» WORK ITEM: The answer should consist of each line below that contains the word "emojis".

[Excerpts from an interface dataset]

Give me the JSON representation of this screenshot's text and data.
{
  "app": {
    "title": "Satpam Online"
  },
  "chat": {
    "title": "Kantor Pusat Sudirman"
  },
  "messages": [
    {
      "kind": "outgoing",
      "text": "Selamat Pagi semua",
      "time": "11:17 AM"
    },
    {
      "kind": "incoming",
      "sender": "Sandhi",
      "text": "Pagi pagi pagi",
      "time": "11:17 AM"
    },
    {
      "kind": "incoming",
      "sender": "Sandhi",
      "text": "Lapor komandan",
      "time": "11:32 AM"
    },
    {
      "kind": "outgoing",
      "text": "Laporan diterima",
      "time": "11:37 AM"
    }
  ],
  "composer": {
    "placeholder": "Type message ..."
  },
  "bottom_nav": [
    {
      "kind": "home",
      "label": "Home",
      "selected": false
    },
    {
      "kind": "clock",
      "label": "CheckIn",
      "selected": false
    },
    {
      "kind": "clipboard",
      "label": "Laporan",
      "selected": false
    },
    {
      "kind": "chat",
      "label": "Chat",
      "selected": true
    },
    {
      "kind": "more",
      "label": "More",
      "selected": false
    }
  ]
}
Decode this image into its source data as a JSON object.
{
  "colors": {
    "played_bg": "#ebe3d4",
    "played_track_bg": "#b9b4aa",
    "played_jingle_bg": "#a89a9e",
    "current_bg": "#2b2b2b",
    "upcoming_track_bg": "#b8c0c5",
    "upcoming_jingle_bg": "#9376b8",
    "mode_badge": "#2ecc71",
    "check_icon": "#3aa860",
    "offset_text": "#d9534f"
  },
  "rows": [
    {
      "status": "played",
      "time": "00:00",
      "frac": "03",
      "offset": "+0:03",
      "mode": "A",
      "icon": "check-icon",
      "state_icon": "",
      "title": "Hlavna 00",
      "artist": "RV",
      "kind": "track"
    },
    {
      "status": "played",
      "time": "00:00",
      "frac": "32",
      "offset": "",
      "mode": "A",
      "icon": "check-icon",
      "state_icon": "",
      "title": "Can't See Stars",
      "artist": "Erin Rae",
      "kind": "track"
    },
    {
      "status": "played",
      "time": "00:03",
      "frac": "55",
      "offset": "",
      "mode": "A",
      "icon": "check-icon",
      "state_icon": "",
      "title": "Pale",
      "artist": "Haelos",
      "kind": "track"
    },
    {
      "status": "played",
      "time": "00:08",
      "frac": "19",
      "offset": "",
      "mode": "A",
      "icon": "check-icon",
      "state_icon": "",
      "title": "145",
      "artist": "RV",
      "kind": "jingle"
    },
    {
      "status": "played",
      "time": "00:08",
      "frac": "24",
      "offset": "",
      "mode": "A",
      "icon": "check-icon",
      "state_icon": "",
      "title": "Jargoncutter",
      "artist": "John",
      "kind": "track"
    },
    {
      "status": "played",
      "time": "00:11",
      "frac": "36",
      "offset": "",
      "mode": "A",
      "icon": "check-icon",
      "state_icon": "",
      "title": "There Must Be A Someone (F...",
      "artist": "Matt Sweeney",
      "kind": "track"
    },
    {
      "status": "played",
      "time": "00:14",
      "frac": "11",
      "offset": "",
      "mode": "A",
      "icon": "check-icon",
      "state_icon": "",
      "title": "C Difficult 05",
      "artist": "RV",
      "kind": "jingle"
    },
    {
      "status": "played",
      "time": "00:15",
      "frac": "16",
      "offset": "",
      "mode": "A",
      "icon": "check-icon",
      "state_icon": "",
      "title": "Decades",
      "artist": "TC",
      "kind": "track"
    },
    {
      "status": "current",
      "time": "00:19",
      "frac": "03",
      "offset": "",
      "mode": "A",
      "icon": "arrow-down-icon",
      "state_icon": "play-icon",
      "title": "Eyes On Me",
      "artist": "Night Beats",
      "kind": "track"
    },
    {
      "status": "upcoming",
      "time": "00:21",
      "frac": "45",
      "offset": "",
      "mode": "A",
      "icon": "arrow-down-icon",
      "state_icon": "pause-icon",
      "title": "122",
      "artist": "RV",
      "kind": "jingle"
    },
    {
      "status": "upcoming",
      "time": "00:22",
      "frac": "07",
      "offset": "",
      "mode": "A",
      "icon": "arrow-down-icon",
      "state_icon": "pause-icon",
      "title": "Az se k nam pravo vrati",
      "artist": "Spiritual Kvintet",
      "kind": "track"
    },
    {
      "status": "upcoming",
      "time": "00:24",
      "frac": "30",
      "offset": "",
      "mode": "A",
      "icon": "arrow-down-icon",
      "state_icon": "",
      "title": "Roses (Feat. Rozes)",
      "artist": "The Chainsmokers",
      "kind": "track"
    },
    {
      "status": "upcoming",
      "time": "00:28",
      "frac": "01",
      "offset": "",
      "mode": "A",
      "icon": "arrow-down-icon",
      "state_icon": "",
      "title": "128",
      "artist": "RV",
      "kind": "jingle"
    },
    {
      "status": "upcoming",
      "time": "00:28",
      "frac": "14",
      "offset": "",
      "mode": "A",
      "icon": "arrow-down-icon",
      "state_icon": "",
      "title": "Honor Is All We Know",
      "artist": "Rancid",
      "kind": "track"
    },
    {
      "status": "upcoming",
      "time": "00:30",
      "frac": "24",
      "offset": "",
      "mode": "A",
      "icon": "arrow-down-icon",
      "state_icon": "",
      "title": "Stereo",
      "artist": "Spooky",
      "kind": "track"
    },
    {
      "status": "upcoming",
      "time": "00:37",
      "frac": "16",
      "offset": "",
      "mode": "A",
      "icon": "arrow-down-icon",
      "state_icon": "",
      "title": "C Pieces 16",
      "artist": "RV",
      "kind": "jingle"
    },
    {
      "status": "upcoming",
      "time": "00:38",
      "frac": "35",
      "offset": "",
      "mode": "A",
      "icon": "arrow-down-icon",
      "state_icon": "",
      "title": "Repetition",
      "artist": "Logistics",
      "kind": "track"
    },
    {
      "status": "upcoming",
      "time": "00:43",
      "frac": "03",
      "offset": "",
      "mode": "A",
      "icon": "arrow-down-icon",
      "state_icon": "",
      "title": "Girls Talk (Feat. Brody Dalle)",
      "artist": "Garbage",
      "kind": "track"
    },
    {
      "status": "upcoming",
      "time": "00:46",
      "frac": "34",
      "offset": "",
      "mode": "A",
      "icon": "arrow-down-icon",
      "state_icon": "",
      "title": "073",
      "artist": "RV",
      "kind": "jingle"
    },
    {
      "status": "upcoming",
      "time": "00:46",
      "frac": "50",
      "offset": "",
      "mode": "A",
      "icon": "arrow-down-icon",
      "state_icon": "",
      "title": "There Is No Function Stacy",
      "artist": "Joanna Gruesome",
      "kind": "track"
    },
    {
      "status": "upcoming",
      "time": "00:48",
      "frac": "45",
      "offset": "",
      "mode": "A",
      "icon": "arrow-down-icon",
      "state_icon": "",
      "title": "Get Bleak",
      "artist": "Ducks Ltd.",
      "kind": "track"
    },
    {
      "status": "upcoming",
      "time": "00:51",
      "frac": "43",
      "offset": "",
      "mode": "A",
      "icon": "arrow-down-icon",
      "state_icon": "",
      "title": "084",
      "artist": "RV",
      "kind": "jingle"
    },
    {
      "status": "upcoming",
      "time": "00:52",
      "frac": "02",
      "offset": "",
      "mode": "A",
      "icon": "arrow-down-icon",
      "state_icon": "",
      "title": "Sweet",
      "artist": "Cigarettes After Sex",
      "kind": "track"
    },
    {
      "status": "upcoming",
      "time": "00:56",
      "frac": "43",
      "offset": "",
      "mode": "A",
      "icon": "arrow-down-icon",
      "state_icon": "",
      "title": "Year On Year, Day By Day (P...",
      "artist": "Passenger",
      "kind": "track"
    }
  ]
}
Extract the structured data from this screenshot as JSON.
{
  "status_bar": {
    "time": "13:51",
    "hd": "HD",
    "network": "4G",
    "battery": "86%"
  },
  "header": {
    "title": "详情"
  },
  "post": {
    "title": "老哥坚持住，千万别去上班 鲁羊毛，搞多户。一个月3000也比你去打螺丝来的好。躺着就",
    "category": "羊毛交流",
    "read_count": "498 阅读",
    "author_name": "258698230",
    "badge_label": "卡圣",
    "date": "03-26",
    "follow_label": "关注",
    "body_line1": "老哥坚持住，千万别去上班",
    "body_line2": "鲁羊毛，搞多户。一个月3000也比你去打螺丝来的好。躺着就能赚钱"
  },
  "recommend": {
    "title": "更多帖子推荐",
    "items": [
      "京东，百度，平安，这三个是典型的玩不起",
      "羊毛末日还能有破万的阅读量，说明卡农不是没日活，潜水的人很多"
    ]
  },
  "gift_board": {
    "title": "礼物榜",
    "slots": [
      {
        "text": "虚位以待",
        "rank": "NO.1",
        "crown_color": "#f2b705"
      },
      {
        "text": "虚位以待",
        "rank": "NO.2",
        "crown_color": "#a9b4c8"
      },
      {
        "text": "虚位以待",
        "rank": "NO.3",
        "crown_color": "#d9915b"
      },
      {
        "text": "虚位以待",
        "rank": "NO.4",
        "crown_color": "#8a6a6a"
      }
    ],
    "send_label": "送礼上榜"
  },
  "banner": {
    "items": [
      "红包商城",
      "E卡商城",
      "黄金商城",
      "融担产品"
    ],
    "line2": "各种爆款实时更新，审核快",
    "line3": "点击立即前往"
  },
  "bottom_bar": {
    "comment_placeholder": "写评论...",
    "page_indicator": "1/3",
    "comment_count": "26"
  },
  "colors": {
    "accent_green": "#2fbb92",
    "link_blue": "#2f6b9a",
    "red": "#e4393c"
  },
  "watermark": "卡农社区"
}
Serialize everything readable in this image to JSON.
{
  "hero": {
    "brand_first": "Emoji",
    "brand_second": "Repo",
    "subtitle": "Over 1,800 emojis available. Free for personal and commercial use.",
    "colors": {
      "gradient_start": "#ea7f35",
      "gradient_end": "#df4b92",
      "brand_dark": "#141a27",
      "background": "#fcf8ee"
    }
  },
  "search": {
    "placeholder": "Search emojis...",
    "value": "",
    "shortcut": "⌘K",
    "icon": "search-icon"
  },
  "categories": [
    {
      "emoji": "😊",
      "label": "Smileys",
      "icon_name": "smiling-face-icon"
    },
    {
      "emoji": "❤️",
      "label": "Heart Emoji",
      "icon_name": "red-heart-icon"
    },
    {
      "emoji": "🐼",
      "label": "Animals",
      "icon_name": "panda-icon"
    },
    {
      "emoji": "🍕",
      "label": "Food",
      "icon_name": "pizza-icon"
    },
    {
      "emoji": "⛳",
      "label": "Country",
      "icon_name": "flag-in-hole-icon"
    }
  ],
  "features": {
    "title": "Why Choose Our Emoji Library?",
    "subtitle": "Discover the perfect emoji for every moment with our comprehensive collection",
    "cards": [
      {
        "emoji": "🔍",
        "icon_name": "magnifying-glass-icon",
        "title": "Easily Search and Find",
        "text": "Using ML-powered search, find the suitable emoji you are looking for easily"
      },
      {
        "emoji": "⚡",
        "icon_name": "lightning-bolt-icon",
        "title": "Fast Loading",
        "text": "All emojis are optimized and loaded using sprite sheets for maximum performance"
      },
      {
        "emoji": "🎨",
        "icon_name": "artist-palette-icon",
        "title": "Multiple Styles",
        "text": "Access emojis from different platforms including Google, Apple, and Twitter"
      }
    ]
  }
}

» WRITTEN ANSWER:
    "subtitle": "Over 1,800 emojis available. Free for personal and commercial use.",
    "placeholder": "Search emojis...",
        "text": "All emojis are optimized and loaded using sprite sheets for maximum performance"
        "text": "Access emojis from different platforms including Google, Apple, and Twitter"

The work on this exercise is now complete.